● Your goal
Among the entries below, count the lines that contain the word "JSON". Respond with the count only.

(Dataset content Opens)

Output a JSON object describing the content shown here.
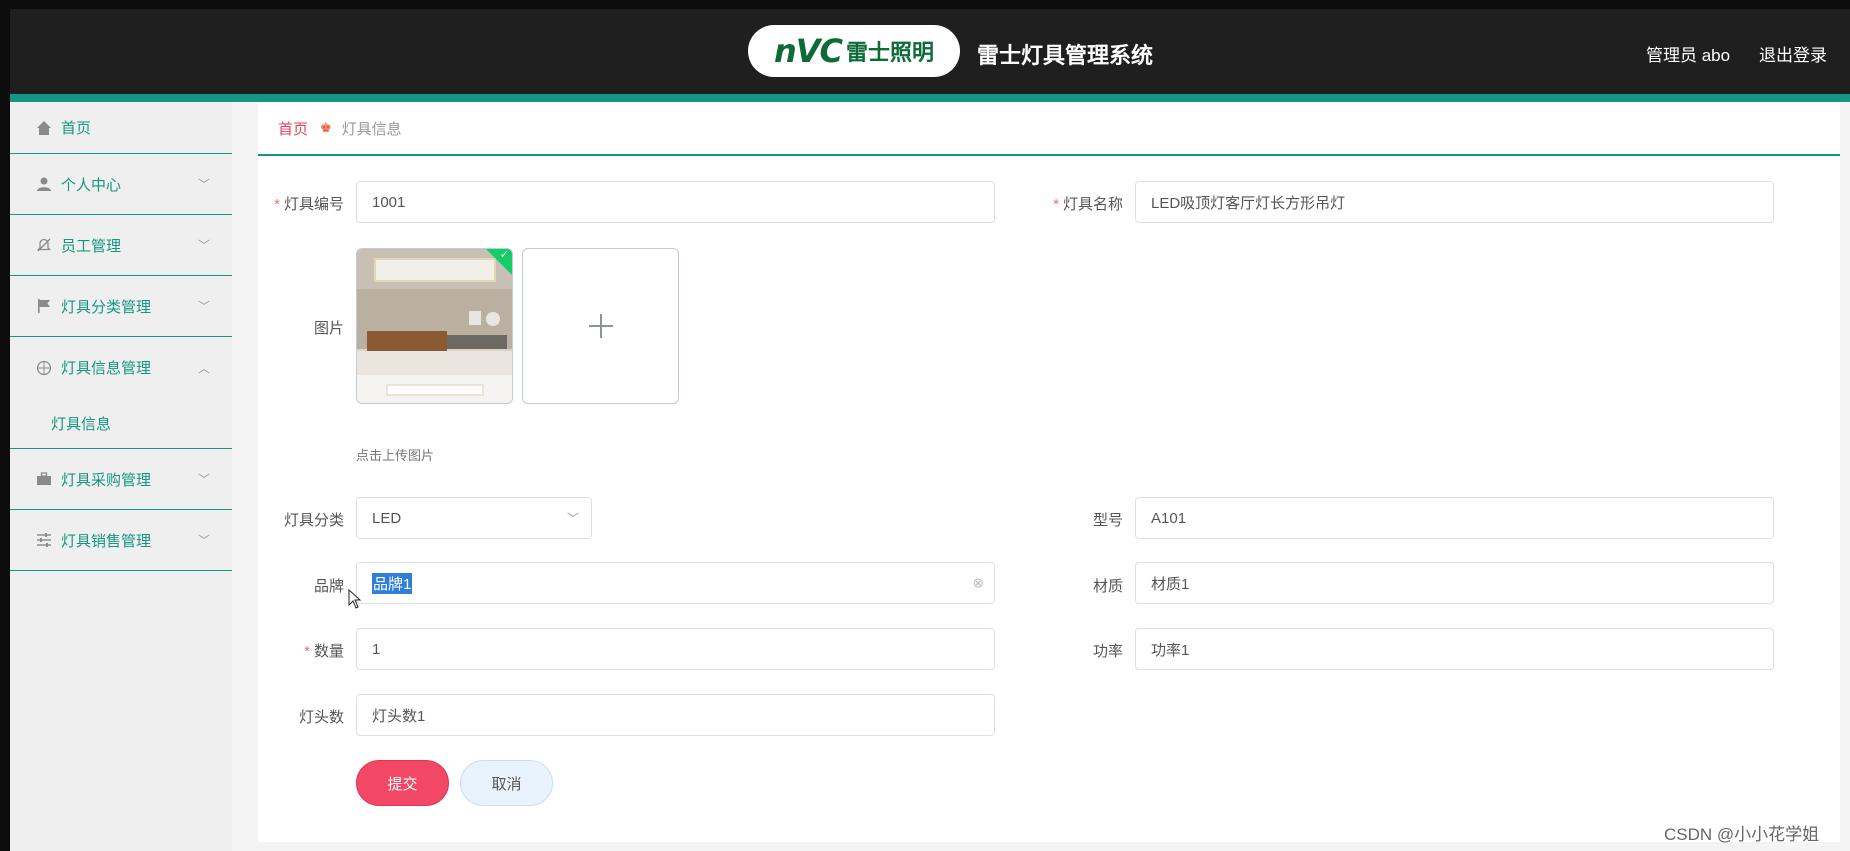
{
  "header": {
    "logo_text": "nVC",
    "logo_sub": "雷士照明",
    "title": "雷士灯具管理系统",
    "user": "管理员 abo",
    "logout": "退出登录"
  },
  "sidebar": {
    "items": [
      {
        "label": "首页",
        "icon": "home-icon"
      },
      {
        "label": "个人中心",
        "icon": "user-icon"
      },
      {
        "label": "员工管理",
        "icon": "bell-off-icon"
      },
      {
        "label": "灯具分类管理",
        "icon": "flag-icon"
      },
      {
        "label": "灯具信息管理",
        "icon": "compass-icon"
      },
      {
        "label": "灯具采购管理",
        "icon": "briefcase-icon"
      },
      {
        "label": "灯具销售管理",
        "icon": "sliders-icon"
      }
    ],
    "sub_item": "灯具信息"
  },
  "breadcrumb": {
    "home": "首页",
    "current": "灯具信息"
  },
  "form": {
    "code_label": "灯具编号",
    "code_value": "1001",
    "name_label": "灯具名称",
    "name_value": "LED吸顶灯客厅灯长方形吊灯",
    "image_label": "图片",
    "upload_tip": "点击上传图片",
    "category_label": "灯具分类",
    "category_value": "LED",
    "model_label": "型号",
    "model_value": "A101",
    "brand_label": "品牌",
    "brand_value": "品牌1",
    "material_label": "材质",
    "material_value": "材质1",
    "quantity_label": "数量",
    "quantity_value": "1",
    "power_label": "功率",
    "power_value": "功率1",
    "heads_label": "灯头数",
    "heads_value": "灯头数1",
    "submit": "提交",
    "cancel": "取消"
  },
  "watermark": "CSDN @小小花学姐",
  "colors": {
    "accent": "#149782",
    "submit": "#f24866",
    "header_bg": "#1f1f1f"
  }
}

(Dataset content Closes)
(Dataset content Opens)

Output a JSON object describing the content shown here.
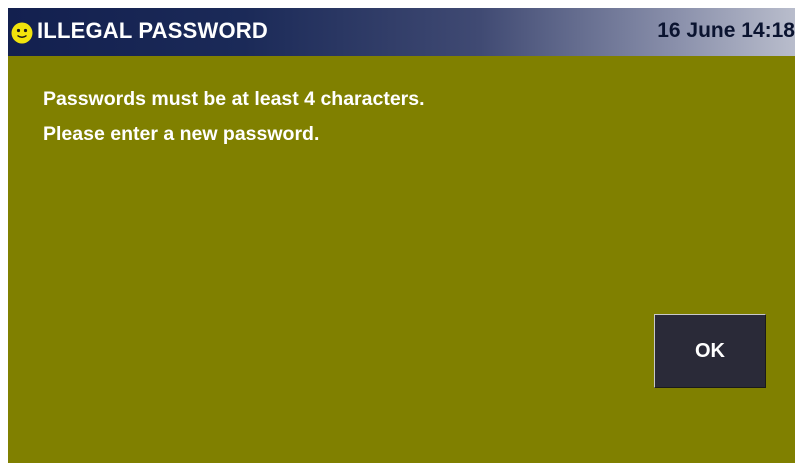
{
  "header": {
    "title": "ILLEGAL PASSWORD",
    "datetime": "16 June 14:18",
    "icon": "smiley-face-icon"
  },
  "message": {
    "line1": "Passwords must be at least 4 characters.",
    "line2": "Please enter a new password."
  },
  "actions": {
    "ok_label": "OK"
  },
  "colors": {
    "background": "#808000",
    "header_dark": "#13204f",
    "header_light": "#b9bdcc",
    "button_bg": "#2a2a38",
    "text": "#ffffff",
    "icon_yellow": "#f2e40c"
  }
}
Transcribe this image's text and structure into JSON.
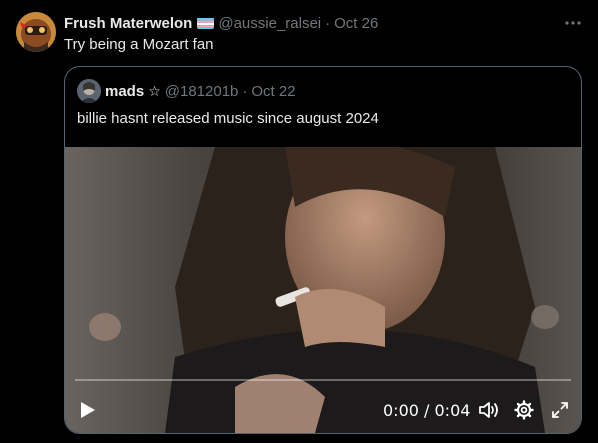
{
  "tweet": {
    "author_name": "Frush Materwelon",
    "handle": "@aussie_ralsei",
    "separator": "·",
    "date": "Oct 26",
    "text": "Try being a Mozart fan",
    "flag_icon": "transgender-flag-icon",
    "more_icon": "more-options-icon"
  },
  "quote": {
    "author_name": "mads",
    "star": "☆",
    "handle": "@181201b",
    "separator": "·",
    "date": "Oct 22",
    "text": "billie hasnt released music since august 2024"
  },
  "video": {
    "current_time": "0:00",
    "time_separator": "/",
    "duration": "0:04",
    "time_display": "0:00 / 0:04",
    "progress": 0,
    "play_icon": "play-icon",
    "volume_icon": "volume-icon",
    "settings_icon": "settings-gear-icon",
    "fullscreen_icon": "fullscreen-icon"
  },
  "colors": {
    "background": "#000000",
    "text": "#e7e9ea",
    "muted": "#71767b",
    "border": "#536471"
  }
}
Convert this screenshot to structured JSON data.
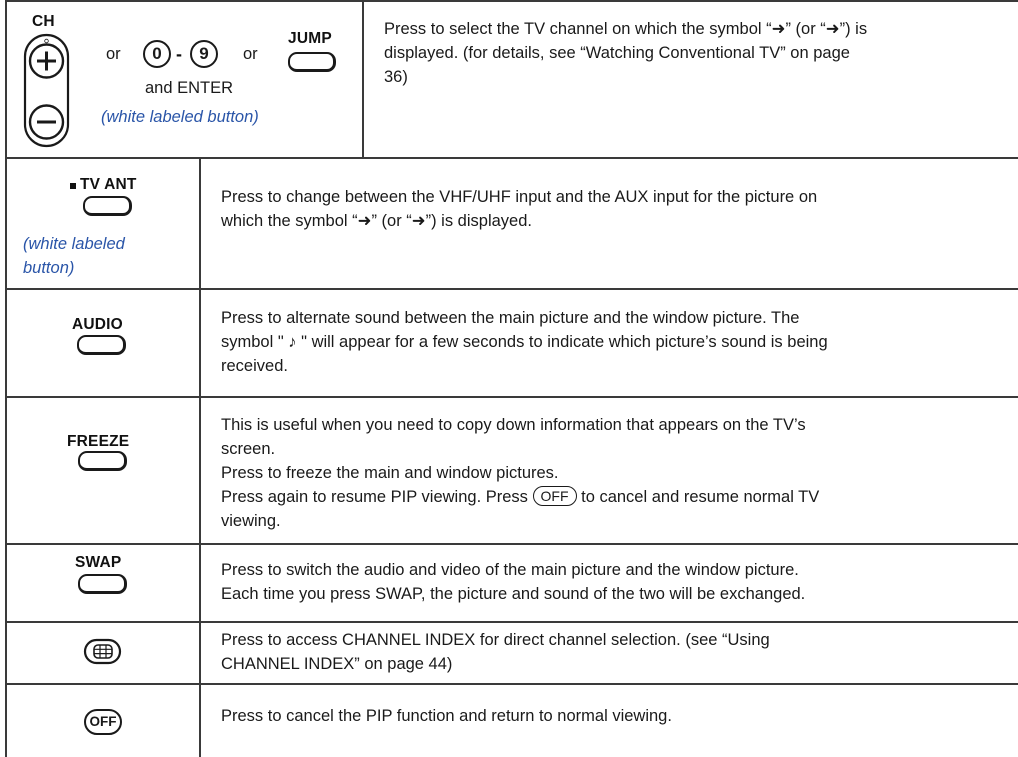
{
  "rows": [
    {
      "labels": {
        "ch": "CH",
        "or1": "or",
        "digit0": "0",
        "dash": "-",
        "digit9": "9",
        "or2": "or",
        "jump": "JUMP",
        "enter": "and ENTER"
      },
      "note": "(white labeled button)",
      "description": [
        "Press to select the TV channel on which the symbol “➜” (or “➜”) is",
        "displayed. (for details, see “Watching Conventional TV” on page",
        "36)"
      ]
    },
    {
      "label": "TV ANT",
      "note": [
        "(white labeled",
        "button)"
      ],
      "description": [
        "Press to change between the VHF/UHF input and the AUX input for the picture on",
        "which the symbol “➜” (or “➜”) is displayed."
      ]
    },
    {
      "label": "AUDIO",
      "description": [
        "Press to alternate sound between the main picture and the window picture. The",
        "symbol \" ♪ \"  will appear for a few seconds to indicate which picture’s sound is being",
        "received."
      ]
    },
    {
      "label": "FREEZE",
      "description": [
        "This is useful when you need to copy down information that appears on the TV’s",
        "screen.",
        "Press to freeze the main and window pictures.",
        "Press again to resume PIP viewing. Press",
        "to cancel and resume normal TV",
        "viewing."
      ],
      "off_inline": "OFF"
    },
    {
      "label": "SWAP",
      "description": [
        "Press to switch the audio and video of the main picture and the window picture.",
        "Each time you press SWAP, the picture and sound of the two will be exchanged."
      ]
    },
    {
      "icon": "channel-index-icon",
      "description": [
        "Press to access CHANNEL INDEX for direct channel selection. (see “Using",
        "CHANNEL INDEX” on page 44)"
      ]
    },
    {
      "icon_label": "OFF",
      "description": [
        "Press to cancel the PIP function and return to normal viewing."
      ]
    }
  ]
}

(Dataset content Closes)

● Problem solution
4